== Materials provided

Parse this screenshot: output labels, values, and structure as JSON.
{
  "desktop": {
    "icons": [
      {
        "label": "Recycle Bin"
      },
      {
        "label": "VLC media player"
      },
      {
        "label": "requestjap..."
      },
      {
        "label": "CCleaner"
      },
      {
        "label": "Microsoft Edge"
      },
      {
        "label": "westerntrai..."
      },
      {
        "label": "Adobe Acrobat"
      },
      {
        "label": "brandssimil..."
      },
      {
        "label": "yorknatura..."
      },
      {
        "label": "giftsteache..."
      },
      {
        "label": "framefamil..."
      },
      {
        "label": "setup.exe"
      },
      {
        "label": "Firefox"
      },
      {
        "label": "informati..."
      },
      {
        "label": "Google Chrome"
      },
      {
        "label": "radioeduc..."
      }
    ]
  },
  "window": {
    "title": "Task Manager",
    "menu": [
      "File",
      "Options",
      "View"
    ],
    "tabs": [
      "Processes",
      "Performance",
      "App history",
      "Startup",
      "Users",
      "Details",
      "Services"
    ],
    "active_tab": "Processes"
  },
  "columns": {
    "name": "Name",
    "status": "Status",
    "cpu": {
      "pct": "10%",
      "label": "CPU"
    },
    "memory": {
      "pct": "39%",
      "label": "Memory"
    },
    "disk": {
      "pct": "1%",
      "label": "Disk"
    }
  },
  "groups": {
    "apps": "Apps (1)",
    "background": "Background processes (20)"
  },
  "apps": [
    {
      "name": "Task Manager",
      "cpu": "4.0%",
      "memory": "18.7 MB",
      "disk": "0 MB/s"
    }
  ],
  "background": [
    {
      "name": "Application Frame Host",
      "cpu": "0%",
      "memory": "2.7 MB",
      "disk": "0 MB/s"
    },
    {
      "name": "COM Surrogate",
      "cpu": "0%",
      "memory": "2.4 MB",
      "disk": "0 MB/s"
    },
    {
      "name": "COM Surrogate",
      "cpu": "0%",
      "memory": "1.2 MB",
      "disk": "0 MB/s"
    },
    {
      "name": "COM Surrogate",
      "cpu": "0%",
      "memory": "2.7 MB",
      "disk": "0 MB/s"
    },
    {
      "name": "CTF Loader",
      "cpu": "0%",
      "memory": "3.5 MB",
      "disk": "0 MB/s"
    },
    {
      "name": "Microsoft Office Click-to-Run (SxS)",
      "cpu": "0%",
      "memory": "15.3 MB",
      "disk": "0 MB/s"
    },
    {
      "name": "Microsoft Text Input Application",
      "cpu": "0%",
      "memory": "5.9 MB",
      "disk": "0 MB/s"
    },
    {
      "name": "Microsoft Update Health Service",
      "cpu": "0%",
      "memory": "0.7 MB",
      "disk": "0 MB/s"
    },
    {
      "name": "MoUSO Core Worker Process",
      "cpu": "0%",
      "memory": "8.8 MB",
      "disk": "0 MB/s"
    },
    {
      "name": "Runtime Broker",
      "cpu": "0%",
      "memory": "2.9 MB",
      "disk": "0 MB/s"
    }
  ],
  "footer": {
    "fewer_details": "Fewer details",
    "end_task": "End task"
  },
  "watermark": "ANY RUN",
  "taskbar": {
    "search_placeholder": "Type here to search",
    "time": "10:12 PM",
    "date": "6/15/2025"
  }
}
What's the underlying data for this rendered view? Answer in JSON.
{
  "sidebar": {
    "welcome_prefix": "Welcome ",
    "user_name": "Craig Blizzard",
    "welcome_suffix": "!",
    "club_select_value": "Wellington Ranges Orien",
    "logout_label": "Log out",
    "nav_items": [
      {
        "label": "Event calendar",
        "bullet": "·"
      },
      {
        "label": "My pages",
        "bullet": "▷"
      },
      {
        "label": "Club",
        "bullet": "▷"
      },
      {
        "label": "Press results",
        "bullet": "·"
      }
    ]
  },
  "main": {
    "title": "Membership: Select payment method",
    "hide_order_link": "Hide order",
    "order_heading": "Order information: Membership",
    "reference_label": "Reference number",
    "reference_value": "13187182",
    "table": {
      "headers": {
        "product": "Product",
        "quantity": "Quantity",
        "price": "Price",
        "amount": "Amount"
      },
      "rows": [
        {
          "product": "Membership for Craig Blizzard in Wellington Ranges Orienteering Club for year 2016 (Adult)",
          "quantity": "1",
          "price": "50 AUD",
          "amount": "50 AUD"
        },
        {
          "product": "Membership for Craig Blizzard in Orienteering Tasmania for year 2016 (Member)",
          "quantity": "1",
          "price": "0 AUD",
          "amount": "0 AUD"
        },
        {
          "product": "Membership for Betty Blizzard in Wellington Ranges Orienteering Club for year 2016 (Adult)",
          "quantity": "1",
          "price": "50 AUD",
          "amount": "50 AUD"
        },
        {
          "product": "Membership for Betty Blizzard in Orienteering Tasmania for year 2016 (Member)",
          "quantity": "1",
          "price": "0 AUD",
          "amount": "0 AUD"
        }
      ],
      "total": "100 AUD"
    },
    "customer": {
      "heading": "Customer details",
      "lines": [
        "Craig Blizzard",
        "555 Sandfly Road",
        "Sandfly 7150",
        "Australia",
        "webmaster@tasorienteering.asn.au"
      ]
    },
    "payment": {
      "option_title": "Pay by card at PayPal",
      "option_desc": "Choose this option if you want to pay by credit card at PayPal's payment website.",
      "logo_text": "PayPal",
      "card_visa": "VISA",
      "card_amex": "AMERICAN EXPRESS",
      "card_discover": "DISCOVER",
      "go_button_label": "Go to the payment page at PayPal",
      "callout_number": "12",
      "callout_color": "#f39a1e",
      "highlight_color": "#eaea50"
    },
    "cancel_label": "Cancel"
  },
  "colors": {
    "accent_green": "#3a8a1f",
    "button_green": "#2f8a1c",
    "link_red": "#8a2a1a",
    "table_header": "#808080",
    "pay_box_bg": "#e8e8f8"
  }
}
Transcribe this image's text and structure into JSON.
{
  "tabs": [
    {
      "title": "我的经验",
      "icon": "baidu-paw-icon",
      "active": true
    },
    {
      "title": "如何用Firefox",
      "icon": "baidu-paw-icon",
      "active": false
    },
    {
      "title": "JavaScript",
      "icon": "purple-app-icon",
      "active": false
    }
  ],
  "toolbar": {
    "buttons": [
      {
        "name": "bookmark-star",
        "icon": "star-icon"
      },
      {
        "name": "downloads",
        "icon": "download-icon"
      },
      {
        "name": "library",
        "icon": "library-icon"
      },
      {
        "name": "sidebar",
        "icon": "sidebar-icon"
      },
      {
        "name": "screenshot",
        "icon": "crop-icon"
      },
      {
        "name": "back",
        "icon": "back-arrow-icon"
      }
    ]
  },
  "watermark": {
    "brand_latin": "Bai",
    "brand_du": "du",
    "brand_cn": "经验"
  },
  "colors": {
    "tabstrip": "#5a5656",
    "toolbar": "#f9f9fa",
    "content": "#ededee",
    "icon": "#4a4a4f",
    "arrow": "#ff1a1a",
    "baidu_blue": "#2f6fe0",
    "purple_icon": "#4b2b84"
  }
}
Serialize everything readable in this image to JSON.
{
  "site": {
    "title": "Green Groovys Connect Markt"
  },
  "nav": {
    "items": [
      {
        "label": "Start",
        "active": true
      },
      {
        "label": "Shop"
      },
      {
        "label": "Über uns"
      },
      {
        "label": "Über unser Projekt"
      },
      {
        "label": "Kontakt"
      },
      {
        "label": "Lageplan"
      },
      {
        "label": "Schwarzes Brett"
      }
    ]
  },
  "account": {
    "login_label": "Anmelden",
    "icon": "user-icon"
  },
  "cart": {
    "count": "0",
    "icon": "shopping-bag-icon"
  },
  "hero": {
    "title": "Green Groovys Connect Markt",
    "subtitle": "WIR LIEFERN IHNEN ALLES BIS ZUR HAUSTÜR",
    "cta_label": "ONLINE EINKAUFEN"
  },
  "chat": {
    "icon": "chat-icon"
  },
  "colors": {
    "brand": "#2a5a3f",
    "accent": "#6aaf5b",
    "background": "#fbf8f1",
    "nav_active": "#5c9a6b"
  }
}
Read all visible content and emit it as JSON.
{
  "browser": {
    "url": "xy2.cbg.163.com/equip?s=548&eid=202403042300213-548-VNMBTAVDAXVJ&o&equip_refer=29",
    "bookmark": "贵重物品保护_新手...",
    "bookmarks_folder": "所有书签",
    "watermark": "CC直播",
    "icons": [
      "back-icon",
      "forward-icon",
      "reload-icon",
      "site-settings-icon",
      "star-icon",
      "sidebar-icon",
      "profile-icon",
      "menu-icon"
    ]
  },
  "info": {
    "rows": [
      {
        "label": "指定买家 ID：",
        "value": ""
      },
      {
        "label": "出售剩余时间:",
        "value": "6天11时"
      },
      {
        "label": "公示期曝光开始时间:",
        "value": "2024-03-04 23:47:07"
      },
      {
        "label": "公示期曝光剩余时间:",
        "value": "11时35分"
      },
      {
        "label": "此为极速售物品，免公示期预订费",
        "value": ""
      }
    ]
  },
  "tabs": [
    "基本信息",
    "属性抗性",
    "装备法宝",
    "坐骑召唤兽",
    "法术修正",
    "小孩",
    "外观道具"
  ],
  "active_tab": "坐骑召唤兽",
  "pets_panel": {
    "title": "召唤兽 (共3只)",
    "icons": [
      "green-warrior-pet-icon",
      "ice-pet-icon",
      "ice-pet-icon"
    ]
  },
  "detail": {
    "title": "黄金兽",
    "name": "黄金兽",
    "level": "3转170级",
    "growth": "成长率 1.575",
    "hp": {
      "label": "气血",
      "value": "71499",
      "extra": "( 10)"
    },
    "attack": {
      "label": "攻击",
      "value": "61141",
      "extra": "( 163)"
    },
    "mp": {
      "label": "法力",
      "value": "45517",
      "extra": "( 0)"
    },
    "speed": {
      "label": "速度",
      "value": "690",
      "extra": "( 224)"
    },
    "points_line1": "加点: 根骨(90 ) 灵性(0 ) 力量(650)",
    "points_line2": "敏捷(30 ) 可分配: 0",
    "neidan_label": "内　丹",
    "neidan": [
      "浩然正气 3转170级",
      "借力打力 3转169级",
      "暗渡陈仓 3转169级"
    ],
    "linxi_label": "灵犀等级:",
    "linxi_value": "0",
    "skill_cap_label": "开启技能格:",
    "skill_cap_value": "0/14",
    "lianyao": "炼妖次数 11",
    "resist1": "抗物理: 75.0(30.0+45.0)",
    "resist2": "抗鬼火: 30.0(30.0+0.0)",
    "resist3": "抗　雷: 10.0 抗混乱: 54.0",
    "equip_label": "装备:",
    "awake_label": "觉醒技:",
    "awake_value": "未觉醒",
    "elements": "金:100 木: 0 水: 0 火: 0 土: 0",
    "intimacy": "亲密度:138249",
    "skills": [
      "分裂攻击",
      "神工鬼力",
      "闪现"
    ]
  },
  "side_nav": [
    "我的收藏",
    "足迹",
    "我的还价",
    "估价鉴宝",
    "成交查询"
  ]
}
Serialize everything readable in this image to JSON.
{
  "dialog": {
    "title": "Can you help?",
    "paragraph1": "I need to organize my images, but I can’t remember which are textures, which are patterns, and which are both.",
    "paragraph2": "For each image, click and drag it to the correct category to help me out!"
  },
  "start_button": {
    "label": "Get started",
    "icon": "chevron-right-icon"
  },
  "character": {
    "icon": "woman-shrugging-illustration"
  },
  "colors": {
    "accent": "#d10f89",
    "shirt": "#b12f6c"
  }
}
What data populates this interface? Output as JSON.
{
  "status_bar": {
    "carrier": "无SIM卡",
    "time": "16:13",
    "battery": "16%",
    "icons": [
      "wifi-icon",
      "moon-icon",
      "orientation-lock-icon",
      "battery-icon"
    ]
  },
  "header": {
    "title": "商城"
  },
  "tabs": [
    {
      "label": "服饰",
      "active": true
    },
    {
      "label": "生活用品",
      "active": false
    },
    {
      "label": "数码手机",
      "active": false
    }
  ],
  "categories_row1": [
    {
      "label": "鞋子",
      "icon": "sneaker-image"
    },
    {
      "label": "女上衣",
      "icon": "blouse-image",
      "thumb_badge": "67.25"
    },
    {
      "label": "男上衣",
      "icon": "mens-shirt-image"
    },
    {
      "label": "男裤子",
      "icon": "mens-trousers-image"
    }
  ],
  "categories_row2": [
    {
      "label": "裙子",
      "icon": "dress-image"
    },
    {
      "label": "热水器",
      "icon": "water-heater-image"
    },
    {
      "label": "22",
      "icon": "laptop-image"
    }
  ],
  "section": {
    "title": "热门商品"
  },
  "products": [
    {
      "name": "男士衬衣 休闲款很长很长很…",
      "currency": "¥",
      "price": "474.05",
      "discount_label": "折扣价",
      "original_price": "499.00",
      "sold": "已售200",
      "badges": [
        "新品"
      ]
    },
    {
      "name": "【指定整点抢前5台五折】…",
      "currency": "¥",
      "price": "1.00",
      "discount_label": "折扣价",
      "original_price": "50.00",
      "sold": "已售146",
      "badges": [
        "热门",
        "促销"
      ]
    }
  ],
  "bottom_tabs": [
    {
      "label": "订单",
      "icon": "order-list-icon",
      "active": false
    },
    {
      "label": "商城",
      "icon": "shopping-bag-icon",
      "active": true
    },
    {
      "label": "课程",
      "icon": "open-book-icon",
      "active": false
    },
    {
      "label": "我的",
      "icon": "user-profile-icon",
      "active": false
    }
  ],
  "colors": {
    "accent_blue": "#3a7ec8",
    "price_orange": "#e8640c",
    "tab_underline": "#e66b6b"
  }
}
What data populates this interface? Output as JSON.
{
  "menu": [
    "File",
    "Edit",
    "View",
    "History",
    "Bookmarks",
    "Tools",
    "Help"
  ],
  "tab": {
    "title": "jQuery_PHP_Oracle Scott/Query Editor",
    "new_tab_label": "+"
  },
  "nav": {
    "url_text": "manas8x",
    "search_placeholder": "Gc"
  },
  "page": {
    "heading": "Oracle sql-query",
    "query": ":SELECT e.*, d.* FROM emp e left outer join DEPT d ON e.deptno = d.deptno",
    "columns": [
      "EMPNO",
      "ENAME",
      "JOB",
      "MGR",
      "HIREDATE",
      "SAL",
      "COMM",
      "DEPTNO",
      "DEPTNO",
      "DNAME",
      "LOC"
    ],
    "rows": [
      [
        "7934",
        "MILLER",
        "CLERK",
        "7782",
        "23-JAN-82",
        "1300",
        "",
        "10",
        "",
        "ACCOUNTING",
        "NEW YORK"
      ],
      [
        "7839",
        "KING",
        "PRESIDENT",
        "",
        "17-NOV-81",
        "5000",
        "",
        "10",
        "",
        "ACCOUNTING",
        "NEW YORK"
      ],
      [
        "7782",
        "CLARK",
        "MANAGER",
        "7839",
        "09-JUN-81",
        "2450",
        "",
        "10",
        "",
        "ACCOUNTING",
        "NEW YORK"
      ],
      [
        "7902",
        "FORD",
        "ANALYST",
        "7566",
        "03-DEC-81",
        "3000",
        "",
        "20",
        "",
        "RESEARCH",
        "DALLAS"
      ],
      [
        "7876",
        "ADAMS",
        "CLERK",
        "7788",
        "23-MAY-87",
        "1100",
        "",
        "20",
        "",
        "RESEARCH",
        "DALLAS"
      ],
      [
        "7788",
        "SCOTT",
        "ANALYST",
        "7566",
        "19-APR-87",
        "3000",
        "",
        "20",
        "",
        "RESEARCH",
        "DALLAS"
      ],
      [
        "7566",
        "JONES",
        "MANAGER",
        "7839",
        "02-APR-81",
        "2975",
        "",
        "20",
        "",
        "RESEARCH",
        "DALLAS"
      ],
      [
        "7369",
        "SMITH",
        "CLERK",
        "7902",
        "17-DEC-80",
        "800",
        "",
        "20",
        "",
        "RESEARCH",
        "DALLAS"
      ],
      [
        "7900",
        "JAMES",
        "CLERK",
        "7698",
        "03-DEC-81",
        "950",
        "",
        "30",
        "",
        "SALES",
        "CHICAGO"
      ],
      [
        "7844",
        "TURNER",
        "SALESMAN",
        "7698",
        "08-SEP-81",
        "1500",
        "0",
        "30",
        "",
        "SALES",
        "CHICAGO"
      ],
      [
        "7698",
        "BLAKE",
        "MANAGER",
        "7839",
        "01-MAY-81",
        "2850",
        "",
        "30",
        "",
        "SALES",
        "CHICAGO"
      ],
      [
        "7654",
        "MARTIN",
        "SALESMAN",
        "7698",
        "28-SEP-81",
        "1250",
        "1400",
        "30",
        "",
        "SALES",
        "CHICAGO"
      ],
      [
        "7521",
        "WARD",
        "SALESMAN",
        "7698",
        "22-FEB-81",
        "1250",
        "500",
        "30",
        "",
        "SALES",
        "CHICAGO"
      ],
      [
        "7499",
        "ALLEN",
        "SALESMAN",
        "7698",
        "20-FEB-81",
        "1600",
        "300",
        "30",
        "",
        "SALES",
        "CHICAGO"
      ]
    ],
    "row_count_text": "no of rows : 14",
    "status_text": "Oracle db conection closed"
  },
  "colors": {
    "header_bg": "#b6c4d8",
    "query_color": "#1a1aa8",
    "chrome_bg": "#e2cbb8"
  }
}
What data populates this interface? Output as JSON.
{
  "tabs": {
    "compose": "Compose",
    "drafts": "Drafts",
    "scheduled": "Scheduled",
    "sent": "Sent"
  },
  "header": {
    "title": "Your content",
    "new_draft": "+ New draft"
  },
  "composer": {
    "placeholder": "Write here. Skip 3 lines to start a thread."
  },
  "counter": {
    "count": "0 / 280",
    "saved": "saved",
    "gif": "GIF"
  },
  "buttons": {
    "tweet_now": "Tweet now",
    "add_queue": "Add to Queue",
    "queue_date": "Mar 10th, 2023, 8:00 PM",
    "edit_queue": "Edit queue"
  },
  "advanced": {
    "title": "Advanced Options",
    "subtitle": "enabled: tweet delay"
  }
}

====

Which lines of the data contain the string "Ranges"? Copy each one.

    "club_select_value": "Wellington Ranges Orien",
          "product": "Membership for Craig Blizzard in Wellington Ranges Orienteering Club for year 2016 (Adult)",
          "product": "Membership for Betty Blizzard in Wellington Ranges Orienteering Club for year 2016 (Adult)",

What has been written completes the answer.